The first task for your committee should be creating values for your team. Many organizations already have values, but they typically are designed to formalize processes and high-level philosophies (i.e., “We embrace bold thinking”). So you want to develop a few that are specific to what your people do.
Include statements that are directly aligned with your well-being goals. If you want to create a culture that prioritizes kindness and compassion, for example, you should back it up with a formal, stated value.
Step 4: Enable (and Require) Positive Change
Your values will never translate into actual employee behavior unless you create an environment that encourages and facilitates acting in accordance with them. It’s critical that people have the appropriate resources and opportunities to pursue any new initiatives.
Let’s say you want each person to feel a sense of purpose in his or her work: How will you enable that? Will you allow employees to explore alternate pathways if they’re dissatisfied? Will you help each person see how his or her work fits into the bigger picture? Will you advocate for more flexible work-from-home policies? There’s no right answer here—but each value must be backed up by processes and programs.
Likewise, it’s important to clearly condemn behavior that’s not in alignment with your new direction. For example, if one of your goals is to promote a healthy work-life balance and you see someone working 12-hour days, you’ll need to address that behavior immediately. (And, of course, any behavior that clearly damages employee well-being—discrimination, sexism, homophobia—shouldn’t be tolerated.)
Step 5: Institutionalize, Measure, and Evangelize
Though the speed at which you can make changes will be dictated by available budget and resources, you should do more than write your culture goals on a whiteboard. If possible, include well-being as a component in your team’s performance reviews . Think about developing an accountability system that will track and measure employee happiness, as well as empower your culture committee with the time and tools they need.
Some of the world’s most successful and influential leaders (Arianna Huffington, Richard Branson, among others) are embracing the importance of corporate well-being . If you’re a team leader, investing in employee well-being is a no-brainer: improve performance, increase productivity, increase employee retention, attract better talent, and change the world.
TopicsLeadership , Syndication , Company Culture , Management Style , Team Culture , Management , Employer Resources
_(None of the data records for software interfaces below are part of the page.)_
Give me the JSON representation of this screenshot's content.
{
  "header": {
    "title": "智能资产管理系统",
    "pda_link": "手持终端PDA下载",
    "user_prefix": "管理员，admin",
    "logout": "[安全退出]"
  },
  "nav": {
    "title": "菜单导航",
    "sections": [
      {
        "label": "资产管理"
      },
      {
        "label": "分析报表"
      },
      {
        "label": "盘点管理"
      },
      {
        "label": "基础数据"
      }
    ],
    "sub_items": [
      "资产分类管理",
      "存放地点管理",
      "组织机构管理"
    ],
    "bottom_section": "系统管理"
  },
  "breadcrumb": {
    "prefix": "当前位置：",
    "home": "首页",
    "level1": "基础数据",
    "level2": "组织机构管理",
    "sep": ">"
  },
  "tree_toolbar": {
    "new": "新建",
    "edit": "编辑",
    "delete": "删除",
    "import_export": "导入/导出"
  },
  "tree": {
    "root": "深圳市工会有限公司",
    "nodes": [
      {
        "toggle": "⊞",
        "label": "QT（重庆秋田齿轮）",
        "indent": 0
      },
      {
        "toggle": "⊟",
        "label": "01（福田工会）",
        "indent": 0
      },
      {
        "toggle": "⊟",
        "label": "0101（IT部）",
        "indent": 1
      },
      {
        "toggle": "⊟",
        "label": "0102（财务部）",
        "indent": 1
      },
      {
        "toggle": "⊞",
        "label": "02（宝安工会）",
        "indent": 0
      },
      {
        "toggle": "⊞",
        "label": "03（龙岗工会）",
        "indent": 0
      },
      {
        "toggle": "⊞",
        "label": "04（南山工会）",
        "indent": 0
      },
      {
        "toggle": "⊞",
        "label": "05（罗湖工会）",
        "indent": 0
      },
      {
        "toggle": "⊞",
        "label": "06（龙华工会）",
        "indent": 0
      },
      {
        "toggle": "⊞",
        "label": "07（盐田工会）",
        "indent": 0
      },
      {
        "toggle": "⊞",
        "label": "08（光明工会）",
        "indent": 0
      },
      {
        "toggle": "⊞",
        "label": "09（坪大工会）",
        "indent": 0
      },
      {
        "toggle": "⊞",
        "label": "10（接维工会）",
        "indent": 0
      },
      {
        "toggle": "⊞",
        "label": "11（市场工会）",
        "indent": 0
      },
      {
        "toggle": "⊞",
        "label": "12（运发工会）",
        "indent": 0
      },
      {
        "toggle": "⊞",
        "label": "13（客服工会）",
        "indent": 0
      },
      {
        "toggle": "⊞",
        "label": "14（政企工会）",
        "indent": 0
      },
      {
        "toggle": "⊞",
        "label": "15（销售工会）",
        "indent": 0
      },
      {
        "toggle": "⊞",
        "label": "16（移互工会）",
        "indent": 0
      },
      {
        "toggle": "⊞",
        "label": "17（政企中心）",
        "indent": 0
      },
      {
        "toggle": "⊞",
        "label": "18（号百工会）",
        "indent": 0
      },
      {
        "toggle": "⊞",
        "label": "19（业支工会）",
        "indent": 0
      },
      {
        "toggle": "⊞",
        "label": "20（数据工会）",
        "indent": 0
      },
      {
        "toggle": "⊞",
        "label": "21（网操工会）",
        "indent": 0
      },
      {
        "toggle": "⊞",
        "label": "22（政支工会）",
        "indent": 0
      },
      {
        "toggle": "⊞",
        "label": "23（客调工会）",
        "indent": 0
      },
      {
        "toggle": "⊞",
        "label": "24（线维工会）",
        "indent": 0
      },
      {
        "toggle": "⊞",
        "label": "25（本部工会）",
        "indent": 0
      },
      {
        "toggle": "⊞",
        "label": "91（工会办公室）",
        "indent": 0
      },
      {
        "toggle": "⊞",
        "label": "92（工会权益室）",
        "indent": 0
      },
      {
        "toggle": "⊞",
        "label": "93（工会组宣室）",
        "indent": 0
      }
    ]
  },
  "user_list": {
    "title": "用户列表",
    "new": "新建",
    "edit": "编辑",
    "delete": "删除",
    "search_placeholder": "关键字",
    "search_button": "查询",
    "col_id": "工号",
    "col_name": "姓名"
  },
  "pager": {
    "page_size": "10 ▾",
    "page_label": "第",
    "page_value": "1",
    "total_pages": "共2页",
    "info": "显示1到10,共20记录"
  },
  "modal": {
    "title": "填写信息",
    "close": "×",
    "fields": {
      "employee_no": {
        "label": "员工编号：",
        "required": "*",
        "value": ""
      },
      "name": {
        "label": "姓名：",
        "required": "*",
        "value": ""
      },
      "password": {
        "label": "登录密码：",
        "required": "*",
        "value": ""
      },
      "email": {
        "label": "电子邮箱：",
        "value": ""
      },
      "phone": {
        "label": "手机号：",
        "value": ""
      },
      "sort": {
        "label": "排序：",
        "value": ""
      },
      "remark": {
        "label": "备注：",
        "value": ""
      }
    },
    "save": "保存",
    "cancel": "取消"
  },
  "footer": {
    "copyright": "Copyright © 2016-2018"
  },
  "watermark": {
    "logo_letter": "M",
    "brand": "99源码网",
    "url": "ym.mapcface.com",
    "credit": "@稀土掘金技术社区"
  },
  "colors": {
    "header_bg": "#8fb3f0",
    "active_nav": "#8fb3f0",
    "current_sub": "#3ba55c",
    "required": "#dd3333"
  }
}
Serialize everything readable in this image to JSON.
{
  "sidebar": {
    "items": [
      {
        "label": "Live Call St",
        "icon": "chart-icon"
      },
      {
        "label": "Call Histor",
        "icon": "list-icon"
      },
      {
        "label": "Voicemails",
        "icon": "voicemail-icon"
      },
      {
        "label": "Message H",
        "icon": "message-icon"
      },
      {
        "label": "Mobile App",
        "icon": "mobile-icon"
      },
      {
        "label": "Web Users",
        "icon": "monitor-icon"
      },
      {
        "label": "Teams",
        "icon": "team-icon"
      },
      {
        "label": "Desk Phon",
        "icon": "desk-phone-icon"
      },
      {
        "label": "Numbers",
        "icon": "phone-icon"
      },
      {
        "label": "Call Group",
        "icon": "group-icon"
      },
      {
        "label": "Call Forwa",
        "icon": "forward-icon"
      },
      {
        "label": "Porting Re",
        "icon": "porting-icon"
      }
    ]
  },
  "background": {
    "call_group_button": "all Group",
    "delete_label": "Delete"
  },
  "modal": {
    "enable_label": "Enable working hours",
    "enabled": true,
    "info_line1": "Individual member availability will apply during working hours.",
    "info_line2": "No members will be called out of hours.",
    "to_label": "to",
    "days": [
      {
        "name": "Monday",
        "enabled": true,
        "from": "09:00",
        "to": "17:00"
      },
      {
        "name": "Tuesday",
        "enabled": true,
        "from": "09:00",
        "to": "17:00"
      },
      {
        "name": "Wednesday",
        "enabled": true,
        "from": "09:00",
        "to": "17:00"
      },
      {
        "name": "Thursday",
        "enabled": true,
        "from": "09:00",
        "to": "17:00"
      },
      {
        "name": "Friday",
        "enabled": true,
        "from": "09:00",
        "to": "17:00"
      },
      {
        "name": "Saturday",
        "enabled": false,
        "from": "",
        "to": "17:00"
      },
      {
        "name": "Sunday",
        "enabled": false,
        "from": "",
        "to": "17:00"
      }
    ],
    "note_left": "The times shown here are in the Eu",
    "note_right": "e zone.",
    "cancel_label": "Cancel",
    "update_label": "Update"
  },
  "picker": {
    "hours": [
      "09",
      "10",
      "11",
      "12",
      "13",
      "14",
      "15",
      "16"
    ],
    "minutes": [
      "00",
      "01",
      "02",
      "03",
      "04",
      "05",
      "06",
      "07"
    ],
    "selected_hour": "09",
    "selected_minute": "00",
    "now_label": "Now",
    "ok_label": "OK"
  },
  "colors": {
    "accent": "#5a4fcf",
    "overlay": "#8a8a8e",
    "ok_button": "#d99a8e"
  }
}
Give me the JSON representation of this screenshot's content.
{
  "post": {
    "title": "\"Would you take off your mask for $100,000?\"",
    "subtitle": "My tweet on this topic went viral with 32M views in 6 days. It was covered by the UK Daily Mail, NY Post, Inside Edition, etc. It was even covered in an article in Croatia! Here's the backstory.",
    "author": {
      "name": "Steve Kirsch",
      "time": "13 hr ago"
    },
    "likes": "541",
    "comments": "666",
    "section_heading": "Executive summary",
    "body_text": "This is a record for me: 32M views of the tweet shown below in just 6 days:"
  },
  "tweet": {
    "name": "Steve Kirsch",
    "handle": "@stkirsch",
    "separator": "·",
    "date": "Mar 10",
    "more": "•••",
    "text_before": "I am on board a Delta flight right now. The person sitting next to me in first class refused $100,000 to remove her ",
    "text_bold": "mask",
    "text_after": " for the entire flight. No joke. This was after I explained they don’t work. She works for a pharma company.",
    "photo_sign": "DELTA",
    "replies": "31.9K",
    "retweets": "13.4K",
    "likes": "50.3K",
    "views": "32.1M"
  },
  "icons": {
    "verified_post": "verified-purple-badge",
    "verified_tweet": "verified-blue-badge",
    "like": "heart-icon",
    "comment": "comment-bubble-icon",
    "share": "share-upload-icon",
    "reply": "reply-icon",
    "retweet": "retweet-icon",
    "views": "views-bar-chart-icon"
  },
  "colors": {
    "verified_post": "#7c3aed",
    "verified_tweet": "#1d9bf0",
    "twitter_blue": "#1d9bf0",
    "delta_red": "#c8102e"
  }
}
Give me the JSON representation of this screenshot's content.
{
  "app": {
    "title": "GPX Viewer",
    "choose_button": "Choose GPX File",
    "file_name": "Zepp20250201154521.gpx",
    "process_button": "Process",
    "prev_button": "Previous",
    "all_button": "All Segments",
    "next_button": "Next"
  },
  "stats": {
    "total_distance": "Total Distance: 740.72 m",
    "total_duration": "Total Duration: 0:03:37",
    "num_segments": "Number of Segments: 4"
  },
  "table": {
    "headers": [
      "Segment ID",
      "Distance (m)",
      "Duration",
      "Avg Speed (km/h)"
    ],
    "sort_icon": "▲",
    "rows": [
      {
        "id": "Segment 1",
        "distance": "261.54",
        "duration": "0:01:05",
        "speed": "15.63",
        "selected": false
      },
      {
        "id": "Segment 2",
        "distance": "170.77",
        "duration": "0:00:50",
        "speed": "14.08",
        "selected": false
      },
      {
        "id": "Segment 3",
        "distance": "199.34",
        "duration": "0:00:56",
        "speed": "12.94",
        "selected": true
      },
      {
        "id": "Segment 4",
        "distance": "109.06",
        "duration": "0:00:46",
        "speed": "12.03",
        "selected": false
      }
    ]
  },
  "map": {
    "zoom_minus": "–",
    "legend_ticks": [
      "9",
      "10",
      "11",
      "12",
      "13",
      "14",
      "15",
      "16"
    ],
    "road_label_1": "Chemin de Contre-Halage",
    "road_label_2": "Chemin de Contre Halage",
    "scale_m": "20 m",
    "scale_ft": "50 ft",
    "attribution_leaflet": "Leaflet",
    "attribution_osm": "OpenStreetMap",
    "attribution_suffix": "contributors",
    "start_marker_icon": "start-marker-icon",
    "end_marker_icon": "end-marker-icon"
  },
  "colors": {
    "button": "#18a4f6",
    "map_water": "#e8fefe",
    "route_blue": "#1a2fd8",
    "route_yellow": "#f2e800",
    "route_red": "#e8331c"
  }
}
Rikki Rogers is a writer and marketer working outside of our nation’s capitol. When she’s not stuck in traffic, she enjoys writing poetry and running after her son. Since earning her BA from University of Virginia and her MFA from University of Utah, she's served in marketing and communication positions at a number of tech companies in the DC area. You can read more about her obsession with language and culture at www.rikkiwrites.com.More from this Author